Modern Adaptations and Innovations
While the Yomari Punhi Festival is deeply rooted in tradition, it has also seen modern adaptations and innovations. Contemporary variations of Yomari with different fillings and presentations have emerged, catering to diverse tastes. This blend of tradition and innovation ensures that the festival remains relevant to changing times.
The “Yomari Punhi” lies in winter, and yomari is supposed to keep the body warm. Newars consider yomaris auspicious and even use them to form a garland while celebrating even-numbered birthdays of Newari children below twelve. The number of yomaris signifies the age of the child.
So, what makes the Yomari Punhi Festival in Nepal special? It reflects Nepal's rich cultural heritage, religious diversity, and the spirit of communal harmony.
The rituals, festivities, and delicious yomari make this festival special. The Yomari Punhi also serves as a testament to how different races interact and how this interaction influences the lifestyles of the descendants.

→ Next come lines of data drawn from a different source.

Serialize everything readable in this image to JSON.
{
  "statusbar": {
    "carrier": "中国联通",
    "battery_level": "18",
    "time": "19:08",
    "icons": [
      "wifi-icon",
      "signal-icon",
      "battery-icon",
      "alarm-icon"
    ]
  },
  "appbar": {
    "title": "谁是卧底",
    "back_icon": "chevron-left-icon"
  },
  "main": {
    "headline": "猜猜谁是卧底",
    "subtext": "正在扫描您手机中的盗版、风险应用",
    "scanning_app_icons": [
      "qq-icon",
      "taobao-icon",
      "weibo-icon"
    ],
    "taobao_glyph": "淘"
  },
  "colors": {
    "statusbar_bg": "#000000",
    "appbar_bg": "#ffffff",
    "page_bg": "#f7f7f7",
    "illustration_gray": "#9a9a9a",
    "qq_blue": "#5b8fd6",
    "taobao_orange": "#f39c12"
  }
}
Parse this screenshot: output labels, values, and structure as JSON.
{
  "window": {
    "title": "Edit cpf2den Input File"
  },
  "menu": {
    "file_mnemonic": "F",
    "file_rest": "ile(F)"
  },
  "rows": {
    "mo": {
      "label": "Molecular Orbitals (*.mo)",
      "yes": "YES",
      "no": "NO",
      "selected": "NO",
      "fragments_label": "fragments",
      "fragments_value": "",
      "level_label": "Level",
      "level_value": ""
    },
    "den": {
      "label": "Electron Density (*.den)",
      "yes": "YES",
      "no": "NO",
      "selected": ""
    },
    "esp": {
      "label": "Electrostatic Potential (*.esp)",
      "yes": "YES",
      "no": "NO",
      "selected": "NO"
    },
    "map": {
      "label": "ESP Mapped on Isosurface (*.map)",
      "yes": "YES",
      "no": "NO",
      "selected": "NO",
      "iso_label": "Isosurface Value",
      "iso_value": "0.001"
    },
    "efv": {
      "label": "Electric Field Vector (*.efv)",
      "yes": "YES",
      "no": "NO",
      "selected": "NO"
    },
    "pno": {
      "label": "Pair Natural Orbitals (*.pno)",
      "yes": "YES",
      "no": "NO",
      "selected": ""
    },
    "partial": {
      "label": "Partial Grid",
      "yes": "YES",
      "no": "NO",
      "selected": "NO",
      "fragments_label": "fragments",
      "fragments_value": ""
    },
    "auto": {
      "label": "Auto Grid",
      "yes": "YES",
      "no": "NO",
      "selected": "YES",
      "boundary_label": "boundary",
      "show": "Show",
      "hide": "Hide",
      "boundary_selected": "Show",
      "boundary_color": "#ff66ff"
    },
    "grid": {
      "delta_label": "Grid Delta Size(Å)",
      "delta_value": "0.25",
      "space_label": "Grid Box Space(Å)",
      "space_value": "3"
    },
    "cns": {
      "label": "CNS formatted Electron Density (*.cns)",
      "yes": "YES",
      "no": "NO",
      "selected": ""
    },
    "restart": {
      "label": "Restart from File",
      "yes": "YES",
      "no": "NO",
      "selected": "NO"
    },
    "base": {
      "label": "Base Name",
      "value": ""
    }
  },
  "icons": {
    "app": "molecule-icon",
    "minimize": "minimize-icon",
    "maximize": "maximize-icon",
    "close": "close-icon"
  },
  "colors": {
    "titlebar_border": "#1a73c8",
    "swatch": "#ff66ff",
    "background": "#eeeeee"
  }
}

As such, we are not aware of any other festival named after food. It reflects the importance Newars place on their cuisine, and, perhaps for this reason, Newari cuisine is very diverse and flavor-rich.
As Nepal continues to evolve, the Yomari Punhi Festival stands as a timeless symbol, connecting the past with the present and promising a sweet and prosperous future for all who partake in its joyous celebrations.
The Kathmandu has been a historically Newar valley. Newars ruled this valley before Prithivi Narayan Shah conquered it in 1768 AD. Hence, there are many Newari historical sites in Kathmandu. If you want to appreciate the contribution of the Newars in making Kathmandu what it is, we invite you for a Kathmandu Valley World Heritage Sites Tour.